Accepting changes by paragraph or section: If there are a lot of edits, then it might be tedious to click the icon separately for each one. You can accept (or reject) all the changes in a given section by reading through a section (sentence, paragraph, page, etc.) to review the edits, highlighting the section you’ve just read through, and then clicking the checkmark icon. If there are specific changes you’d like to reject, reject those first before highlighting the section you’d like to otherwise accept.
Accepting all the changes at once: If you’re in a hurry or trust the editor implicitly, you might prefer to accept all the changes in the document in one click. Click on the tiny down arrow next to the checkmark icon to find “Accept All Changes in Document” (and other options that might be of interest).
After you accept changes, it's best to save the document under a new file name.
Other Views while Changes Are Tracked
Maybe you don’t want to accept the changes just yet but want to see what the document would look like without all the colored markings. The two dropdown menus in figure 3 can help with that.
The dropdown that says “Final Showing Markup” in figure 3 also contains the options “Final,” “Original Showing Markup,” and “Original.” Final will show you what the document will look like if you accept all the changes. Original Showing Markup displays all the marks but does so differently, privileging the original text and showing the edits in color; for example, the deletions and insertions will swap places. Original, of course, shows the document before any changes were made.
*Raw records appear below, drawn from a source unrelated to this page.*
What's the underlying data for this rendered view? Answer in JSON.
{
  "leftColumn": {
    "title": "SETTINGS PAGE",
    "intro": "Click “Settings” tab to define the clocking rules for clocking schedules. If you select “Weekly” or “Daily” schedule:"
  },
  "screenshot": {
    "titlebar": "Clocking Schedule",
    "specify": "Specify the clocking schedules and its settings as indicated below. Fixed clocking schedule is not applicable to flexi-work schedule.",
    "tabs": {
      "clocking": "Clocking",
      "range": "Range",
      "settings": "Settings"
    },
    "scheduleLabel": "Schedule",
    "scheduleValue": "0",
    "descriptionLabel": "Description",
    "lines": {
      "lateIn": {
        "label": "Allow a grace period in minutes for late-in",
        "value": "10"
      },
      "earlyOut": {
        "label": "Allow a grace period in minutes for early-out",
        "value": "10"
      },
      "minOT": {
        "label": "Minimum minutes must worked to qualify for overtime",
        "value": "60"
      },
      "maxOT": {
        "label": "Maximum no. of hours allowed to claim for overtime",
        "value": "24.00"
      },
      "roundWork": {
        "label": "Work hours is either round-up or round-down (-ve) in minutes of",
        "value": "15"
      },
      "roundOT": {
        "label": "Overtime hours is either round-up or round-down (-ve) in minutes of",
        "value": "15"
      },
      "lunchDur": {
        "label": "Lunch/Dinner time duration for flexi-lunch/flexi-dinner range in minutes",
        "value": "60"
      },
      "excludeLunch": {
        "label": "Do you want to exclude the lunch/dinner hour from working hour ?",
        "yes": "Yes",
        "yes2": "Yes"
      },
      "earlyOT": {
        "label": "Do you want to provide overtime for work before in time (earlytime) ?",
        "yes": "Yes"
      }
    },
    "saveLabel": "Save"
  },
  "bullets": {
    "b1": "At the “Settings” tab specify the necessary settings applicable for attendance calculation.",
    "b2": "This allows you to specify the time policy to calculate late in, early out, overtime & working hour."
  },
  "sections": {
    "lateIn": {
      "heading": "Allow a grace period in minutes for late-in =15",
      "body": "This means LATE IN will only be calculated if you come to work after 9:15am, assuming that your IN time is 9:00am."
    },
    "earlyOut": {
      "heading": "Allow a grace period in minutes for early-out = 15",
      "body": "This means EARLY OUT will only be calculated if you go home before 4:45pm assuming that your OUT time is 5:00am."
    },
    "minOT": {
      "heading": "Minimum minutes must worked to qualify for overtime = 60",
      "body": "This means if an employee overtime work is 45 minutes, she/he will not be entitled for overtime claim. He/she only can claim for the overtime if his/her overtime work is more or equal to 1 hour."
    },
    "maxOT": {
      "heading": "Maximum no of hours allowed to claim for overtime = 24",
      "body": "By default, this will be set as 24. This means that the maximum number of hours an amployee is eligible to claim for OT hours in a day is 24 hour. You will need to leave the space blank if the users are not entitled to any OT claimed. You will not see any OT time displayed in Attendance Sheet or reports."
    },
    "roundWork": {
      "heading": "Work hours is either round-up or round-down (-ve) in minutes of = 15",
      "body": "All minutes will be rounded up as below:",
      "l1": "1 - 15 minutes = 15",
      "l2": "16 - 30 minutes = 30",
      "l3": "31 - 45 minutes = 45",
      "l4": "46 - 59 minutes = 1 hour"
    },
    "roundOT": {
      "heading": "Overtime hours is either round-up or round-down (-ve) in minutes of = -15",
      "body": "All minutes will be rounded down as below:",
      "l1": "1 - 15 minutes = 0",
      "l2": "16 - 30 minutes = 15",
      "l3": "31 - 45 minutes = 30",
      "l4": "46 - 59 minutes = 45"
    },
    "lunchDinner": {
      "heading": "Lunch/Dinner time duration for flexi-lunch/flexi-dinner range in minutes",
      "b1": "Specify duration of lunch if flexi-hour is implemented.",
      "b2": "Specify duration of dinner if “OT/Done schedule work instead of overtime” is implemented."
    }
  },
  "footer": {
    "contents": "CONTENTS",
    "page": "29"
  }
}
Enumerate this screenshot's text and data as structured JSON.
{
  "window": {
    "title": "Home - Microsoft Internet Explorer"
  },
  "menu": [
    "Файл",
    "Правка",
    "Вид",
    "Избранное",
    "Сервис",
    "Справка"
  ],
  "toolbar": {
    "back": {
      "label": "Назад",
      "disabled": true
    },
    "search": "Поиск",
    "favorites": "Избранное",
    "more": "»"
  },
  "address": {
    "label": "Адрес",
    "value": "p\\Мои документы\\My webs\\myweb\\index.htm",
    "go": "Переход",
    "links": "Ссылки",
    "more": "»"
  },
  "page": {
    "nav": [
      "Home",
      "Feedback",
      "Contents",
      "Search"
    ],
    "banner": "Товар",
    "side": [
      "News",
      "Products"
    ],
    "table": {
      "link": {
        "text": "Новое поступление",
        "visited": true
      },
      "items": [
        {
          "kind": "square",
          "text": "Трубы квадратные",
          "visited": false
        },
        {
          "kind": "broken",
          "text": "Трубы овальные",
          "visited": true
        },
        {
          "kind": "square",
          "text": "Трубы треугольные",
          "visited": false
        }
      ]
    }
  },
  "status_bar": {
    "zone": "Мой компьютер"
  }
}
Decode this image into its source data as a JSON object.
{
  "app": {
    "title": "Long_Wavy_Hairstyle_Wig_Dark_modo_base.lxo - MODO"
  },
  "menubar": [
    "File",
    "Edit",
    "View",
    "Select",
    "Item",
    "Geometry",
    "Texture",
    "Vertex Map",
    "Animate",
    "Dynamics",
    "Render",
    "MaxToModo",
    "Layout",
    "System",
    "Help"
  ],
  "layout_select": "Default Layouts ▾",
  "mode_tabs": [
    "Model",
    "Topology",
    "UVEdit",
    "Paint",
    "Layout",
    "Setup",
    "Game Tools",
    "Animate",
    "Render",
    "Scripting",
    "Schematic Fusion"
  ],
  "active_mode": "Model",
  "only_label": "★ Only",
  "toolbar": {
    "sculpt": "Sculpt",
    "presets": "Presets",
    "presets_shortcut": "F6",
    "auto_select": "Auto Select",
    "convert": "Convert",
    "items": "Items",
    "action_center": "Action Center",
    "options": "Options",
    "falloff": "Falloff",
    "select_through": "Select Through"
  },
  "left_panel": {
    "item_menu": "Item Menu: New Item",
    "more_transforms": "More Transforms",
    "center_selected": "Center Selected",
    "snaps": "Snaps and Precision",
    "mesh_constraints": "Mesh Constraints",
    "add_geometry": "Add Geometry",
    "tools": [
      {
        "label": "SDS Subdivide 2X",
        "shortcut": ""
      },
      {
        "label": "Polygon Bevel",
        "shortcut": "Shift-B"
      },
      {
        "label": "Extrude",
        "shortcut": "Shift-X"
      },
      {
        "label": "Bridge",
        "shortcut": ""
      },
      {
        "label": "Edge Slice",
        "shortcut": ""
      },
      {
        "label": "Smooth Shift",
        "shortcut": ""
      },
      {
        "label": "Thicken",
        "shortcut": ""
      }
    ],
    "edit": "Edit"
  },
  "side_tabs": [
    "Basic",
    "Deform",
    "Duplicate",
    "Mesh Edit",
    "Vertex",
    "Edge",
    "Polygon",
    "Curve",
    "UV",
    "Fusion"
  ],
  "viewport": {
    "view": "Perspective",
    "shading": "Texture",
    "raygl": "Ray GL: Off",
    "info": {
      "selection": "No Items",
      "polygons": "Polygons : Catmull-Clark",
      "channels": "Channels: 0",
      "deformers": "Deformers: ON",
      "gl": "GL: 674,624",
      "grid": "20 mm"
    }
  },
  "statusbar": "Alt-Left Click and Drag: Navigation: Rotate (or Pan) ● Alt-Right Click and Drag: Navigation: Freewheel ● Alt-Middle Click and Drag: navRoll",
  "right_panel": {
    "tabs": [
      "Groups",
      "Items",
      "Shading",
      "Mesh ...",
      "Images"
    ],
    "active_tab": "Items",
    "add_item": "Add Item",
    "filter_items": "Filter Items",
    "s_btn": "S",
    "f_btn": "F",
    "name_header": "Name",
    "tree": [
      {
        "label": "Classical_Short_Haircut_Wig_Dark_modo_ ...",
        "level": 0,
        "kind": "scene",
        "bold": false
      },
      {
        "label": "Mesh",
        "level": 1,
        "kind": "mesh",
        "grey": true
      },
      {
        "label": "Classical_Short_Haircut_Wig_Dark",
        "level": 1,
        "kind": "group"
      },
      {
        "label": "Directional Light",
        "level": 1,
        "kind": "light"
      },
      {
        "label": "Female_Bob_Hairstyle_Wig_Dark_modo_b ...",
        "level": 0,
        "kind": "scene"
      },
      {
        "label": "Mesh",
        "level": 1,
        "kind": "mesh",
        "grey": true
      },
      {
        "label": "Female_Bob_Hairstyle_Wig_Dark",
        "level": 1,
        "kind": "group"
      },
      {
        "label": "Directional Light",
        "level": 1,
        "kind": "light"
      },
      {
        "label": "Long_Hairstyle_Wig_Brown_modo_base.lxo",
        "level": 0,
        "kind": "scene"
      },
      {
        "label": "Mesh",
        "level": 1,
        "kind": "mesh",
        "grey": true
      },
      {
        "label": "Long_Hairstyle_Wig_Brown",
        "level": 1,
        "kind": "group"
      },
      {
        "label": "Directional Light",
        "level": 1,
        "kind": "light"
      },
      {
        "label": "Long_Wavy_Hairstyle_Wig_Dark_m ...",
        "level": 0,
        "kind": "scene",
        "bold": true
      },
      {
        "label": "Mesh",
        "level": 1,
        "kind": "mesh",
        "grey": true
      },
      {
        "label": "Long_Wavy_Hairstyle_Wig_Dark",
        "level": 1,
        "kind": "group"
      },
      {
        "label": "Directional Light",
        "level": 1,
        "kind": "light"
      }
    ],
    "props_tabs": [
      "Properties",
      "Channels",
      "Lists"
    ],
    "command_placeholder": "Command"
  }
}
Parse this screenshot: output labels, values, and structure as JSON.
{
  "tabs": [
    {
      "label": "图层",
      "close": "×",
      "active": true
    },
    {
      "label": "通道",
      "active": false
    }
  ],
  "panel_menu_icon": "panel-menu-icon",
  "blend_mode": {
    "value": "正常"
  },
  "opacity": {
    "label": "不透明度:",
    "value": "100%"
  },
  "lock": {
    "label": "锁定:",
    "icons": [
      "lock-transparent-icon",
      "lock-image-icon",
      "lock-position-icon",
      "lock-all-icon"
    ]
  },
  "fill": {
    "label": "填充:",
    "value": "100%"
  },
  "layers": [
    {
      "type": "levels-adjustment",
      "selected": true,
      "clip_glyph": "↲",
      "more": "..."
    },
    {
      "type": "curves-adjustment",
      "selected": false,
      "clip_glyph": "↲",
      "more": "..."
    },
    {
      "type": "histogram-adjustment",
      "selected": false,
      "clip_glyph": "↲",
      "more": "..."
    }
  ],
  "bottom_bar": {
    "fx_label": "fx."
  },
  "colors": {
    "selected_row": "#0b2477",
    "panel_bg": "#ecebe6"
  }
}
The “Show Markup” dropdown allows you to display or hide specific types of edits. I find this one useful on documents with a very large number of changes, since a great deal of markup can not only obscure one’s view of the text but even slow down performance using Word itself, making it difficult to scroll or type. As the writer, you might find it useful for focusing only on certain types of edits at a time. Just bear in mind not to forget that you hid changes and to make sure everything is either accepted or rejected before you share the document with others. They will be fully visible to anyone you send the document to.
This is not an exhaustive tutorial for using track changes but a basic introduction meant for writers who are new to working with an editor or proofreader who uses them. Some explanations also might be influenced by my own habits in using track changes. If you have any additional tips or suggestions to offer, I welcome them in the Comments section.
I'm Lea, a freelance editor who specializes in academic and nonfiction materials. More info about my services is available throughout this site.